• Goal of the exercise
Only lines with the string "true" are wanted. Pull them out of the data.

• The data
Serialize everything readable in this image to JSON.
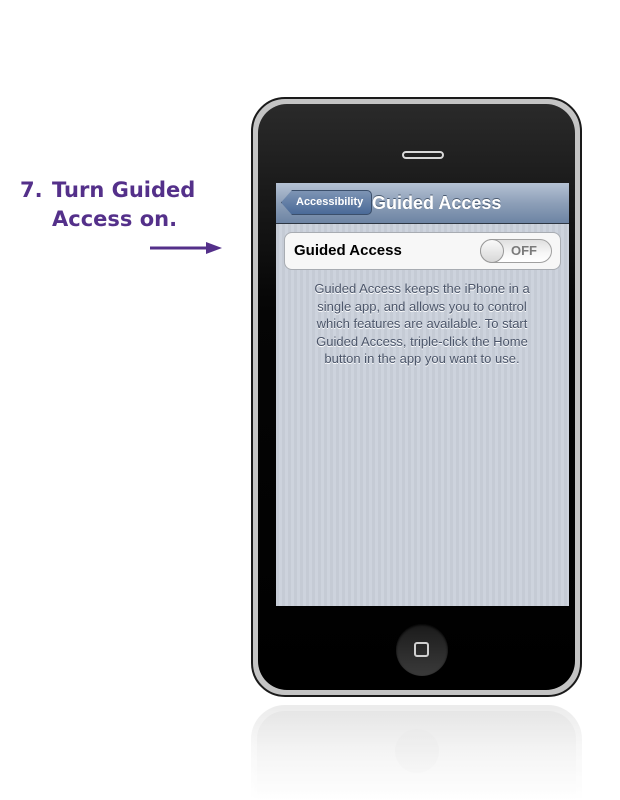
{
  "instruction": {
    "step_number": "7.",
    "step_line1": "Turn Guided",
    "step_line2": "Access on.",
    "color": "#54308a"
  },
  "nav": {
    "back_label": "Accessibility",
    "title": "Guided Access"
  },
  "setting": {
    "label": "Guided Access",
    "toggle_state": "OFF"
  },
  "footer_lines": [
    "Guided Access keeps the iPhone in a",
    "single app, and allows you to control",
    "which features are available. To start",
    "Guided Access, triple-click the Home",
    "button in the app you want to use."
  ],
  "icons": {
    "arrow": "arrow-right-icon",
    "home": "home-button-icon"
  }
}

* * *

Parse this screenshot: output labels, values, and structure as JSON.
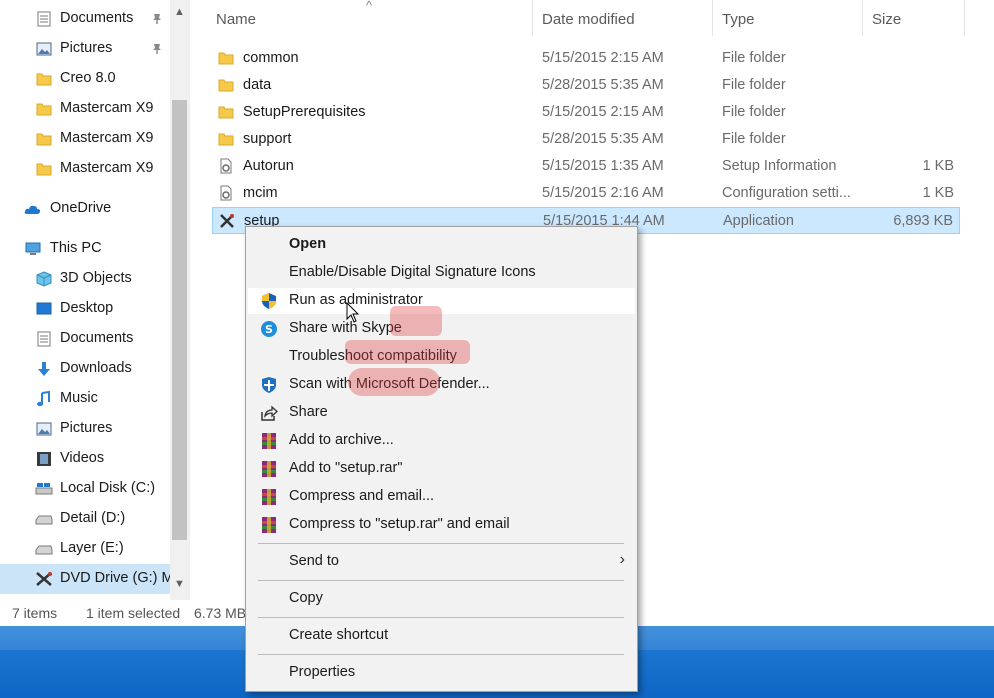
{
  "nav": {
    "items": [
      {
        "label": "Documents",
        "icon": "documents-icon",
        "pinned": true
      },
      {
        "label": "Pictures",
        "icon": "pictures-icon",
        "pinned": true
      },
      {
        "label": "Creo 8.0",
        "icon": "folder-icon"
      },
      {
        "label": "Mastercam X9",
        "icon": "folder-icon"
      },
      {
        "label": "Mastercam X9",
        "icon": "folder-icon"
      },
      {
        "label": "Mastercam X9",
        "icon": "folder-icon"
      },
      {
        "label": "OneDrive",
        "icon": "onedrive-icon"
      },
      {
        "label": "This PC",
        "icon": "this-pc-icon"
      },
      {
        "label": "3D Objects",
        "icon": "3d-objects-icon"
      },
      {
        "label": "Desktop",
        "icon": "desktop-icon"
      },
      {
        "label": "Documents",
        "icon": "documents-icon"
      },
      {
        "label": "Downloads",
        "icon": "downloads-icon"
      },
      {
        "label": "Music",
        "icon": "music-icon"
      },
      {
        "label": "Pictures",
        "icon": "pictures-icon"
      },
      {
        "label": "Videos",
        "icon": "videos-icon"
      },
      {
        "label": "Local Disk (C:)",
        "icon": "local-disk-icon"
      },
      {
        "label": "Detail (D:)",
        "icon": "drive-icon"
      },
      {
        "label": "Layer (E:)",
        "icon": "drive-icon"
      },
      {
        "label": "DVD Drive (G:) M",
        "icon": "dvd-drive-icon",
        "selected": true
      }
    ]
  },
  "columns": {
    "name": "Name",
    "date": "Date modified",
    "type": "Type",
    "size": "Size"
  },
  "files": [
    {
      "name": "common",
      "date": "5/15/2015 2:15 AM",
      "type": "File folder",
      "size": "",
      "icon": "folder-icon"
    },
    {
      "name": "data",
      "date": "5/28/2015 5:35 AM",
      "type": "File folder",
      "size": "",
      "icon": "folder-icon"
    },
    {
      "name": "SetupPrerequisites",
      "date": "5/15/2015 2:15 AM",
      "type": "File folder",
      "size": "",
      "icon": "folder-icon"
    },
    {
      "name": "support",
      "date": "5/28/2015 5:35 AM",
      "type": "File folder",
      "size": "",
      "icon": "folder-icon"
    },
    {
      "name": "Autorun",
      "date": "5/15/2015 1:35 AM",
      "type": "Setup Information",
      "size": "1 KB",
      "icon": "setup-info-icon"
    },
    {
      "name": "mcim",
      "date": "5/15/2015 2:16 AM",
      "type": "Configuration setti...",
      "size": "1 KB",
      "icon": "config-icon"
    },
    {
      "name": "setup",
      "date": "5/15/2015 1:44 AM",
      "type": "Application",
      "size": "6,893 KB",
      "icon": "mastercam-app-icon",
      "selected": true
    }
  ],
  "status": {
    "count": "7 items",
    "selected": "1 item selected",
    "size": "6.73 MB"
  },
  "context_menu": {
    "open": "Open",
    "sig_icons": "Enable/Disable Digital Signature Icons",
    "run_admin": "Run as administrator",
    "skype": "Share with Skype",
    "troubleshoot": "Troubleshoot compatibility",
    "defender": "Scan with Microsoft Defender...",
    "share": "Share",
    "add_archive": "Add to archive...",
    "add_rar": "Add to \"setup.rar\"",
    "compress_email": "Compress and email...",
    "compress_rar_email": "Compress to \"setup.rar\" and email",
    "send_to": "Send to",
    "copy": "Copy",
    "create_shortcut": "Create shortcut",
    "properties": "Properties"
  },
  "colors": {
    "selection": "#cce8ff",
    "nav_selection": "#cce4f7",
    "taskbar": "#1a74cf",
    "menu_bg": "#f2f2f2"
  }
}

• Written reply
        "pinned": true
        "pinned": true
        "selected": true
      "selected": true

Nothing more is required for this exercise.